Interface dataset entries:
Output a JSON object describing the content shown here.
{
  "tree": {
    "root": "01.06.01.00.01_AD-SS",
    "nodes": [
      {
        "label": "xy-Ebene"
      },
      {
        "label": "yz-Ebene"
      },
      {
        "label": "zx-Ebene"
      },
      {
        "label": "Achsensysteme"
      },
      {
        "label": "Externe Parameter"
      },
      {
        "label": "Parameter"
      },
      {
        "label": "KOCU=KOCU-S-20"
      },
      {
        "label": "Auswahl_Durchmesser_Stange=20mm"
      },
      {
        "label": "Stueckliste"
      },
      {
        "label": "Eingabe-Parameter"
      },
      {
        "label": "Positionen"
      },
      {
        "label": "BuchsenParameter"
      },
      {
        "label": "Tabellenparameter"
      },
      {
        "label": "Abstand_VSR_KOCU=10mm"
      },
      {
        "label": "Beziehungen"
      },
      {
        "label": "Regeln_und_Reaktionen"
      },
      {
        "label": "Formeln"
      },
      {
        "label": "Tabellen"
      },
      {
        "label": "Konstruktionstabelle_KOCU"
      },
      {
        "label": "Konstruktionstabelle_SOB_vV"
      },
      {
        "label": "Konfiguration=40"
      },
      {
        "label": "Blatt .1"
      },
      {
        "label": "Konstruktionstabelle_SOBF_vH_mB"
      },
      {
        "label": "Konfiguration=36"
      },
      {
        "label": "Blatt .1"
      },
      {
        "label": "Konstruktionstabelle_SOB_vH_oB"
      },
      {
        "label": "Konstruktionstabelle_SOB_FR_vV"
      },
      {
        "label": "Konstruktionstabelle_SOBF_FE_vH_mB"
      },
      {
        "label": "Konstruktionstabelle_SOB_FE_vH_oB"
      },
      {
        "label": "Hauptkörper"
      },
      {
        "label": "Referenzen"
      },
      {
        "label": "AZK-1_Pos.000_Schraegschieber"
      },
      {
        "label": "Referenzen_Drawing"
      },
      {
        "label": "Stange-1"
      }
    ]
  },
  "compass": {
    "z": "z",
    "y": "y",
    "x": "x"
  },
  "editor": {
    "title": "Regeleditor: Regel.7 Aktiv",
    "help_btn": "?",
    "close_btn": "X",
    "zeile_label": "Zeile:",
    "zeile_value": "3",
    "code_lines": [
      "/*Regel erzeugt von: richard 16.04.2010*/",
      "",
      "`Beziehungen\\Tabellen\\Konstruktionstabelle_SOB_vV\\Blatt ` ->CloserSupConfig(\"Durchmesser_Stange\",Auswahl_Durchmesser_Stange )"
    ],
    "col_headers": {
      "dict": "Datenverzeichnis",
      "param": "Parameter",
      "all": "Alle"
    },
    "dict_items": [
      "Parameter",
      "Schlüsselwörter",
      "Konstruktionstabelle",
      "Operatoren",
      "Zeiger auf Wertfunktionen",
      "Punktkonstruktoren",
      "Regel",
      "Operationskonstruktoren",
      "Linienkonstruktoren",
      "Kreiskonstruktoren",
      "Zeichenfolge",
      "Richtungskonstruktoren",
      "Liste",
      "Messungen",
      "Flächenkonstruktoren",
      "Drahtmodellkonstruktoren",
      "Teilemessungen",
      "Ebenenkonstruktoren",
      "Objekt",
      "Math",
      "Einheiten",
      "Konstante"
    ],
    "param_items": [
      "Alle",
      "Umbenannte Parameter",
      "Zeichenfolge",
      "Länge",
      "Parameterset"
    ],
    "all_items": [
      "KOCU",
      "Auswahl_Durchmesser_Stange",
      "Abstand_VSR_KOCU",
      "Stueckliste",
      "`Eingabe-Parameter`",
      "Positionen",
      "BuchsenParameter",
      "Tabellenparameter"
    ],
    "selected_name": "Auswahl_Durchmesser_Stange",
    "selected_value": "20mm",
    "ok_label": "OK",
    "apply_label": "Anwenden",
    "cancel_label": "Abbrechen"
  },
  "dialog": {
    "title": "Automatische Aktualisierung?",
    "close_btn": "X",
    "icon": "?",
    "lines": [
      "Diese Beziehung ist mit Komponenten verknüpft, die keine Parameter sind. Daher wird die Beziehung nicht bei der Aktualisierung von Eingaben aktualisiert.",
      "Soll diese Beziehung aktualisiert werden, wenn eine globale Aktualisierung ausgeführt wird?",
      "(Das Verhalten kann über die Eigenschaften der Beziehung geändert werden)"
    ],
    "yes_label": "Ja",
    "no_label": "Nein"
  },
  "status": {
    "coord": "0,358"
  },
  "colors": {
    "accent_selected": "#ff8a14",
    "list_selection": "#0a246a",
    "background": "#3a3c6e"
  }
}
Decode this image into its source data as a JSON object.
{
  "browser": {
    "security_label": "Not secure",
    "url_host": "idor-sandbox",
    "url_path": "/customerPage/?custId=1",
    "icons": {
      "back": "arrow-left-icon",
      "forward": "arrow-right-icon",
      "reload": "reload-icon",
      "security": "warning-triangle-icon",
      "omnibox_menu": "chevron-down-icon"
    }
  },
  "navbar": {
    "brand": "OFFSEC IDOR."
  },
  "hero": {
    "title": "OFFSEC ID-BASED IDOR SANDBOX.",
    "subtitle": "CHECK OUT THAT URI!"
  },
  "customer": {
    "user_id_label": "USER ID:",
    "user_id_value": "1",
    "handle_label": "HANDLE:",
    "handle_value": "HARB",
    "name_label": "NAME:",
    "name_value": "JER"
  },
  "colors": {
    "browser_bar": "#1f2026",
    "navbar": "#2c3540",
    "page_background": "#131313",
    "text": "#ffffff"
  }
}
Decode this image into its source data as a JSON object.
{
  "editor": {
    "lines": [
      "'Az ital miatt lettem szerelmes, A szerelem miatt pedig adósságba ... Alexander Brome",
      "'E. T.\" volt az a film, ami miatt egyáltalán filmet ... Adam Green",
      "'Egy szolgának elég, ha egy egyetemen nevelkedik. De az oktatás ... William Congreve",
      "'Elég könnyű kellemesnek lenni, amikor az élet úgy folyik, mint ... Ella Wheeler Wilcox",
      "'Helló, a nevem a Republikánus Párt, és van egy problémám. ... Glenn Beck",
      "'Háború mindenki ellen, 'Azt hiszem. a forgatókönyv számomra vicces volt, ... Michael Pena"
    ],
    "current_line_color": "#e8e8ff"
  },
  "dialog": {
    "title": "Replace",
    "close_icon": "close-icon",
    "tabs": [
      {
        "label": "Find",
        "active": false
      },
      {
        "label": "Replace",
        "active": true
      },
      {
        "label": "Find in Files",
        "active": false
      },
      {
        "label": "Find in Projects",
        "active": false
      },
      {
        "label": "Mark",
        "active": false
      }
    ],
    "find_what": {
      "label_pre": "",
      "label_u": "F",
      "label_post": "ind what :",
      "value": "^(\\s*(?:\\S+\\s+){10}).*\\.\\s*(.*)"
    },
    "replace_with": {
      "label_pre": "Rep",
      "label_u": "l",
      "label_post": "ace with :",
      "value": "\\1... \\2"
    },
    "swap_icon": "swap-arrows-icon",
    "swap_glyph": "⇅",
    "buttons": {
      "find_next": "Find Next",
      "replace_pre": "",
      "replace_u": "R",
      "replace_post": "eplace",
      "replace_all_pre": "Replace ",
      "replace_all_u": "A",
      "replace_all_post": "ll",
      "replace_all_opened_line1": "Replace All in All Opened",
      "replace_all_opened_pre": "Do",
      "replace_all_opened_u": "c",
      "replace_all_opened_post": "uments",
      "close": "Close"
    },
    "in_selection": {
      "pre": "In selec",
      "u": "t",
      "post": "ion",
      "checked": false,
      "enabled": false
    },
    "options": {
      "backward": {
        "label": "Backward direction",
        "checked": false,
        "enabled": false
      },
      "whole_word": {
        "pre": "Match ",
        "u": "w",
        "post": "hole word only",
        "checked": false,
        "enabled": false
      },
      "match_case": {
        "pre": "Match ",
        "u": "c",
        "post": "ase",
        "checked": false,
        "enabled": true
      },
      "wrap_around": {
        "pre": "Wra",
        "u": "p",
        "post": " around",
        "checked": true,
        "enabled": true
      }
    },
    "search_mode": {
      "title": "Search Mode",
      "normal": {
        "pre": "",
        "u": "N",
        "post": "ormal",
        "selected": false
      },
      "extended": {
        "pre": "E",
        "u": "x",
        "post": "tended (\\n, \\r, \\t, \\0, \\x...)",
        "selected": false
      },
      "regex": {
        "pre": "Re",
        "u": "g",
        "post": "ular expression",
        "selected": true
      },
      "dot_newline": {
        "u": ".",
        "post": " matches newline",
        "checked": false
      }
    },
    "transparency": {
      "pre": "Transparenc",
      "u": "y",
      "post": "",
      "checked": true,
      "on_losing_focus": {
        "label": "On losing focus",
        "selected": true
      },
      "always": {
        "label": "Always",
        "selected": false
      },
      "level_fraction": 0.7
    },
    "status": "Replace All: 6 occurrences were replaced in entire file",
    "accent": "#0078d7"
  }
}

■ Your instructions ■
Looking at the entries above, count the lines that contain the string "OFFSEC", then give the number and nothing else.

■ Expected answer ■
2